TASK REQUIREMENTS: Each line of the data below should be repeated exactly.

DATA SHOWN: Begin

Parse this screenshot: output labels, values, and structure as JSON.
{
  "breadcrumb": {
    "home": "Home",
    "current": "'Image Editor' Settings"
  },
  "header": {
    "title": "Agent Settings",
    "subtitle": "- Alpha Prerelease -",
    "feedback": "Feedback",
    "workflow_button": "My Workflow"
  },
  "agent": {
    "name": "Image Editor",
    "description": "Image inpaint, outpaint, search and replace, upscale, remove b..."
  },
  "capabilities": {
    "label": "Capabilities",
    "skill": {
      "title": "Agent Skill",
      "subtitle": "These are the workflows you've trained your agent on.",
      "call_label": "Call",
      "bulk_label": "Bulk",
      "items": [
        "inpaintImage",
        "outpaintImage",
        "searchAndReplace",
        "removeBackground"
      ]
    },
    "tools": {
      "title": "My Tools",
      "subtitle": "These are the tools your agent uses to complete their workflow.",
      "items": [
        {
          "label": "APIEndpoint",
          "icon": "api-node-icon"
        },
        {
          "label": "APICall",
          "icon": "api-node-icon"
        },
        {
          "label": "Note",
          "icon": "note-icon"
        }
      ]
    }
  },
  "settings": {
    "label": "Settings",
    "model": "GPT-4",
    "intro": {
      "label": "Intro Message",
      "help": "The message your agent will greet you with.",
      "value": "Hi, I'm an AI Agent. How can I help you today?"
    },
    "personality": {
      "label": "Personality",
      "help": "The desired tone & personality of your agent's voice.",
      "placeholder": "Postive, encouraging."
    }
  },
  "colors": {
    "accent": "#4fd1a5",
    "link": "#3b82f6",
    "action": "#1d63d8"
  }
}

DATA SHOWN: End

PROBLEM SOLUTION:
Parse this screenshot: output labels, values, and structure as JSON.
{
  "breadcrumb": {
    "home": "Home",
    "current": "'Image Editor' Settings"
  },
  "header": {
    "title": "Agent Settings",
    "subtitle": "- Alpha Prerelease -",
    "feedback": "Feedback",
    "workflow_button": "My Workflow"
  },
  "agent": {
    "name": "Image Editor",
    "description": "Image inpaint, outpaint, search and replace, upscale, remove b..."
  },
  "capabilities": {
    "label": "Capabilities",
    "skill": {
      "title": "Agent Skill",
      "subtitle": "These are the workflows you've trained your agent on.",
      "call_label": "Call",
      "bulk_label": "Bulk",
      "items": [
        "inpaintImage",
        "outpaintImage",
        "searchAndReplace",
        "removeBackground"
      ]
    },
    "tools": {
      "title": "My Tools",
      "subtitle": "These are the tools your agent uses to complete their workflow.",
      "items": [
        {
          "label": "APIEndpoint",
          "icon": "api-node-icon"
        },
        {
          "label": "APICall",
          "icon": "api-node-icon"
        },
        {
          "label": "Note",
          "icon": "note-icon"
        }
      ]
    }
  },
  "settings": {
    "label": "Settings",
    "model": "GPT-4",
    "intro": {
      "label": "Intro Message",
      "help": "The message your agent will greet you with.",
      "value": "Hi, I'm an AI Agent. How can I help you today?"
    },
    "personality": {
      "label": "Personality",
      "help": "The desired tone & personality of your agent's voice.",
      "placeholder": "Postive, encouraging."
    }
  },
  "colors": {
    "accent": "#4fd1a5",
    "link": "#3b82f6",
    "action": "#1d63d8"
  }
}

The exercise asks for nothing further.